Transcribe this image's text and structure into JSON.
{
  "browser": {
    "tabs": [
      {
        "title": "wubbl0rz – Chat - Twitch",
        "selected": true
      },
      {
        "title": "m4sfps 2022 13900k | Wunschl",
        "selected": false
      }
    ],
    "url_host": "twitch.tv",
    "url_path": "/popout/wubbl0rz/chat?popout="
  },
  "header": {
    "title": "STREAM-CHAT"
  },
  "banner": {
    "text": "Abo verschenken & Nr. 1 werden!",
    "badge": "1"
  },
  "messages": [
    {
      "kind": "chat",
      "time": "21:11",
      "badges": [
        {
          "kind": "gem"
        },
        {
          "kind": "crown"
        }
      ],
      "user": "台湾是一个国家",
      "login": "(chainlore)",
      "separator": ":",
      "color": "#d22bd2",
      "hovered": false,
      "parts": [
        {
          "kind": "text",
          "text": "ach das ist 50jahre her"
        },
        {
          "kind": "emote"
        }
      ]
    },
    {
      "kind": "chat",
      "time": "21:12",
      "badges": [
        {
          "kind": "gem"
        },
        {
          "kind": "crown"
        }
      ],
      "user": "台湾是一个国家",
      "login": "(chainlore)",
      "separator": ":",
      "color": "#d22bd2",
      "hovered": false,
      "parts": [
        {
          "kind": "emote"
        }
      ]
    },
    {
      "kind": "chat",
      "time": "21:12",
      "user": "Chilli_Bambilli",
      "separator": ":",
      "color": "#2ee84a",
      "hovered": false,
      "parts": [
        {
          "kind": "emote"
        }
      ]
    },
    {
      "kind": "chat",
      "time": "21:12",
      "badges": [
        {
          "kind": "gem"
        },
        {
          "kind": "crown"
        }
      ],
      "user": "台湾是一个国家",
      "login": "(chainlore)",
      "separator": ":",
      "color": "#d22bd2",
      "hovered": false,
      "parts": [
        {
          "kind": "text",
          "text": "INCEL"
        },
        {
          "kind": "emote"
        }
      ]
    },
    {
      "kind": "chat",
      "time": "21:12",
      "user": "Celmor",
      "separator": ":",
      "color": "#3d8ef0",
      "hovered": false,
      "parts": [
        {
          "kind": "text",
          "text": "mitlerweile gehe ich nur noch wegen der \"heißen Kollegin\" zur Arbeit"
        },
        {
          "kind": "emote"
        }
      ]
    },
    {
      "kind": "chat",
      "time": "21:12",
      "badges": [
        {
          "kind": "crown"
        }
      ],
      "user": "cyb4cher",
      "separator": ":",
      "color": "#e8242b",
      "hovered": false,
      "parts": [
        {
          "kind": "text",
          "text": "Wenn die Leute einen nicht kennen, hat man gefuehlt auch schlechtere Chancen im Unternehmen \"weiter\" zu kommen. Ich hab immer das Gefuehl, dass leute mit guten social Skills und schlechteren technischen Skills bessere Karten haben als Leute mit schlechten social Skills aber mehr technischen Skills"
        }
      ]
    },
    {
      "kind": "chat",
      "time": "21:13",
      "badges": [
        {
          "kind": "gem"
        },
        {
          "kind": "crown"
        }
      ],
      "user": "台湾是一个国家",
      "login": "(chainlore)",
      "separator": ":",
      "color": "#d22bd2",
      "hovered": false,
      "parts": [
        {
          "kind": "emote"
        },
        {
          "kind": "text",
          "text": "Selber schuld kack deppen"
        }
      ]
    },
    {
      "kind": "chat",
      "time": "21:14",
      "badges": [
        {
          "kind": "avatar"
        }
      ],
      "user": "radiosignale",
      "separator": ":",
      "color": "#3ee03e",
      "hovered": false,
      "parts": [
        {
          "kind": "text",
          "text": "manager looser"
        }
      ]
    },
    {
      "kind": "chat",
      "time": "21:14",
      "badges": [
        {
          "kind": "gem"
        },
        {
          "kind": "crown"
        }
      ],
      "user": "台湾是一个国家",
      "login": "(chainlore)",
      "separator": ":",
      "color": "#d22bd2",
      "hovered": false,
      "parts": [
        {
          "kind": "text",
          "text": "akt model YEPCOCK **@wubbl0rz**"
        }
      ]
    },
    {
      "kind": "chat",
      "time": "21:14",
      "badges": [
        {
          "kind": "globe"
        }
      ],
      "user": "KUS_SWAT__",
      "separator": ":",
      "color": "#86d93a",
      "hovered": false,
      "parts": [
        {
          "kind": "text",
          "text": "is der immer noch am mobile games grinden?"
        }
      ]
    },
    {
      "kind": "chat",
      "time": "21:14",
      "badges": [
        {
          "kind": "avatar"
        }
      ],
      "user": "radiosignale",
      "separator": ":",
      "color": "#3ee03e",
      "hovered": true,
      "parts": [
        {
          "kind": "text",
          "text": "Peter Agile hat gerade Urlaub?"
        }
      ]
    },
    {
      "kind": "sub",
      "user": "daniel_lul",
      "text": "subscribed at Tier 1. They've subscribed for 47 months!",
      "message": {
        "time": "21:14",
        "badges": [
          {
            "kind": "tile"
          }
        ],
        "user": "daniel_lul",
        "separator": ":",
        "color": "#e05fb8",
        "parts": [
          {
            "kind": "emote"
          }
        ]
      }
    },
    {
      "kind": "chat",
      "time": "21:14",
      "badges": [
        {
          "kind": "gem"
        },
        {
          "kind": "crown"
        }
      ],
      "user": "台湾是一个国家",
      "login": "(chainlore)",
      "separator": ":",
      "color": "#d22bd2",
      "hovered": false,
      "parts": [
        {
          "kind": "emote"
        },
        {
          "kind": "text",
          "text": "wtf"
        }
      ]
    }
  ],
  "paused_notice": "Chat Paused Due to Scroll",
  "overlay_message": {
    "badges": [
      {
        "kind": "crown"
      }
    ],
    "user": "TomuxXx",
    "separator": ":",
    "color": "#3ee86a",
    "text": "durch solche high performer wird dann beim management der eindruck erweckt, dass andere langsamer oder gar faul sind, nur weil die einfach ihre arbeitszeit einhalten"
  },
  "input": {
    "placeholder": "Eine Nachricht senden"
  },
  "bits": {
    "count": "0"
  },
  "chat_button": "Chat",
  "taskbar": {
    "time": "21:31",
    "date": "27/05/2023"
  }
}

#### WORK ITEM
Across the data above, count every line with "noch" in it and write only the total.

#### RESULT BELOW
2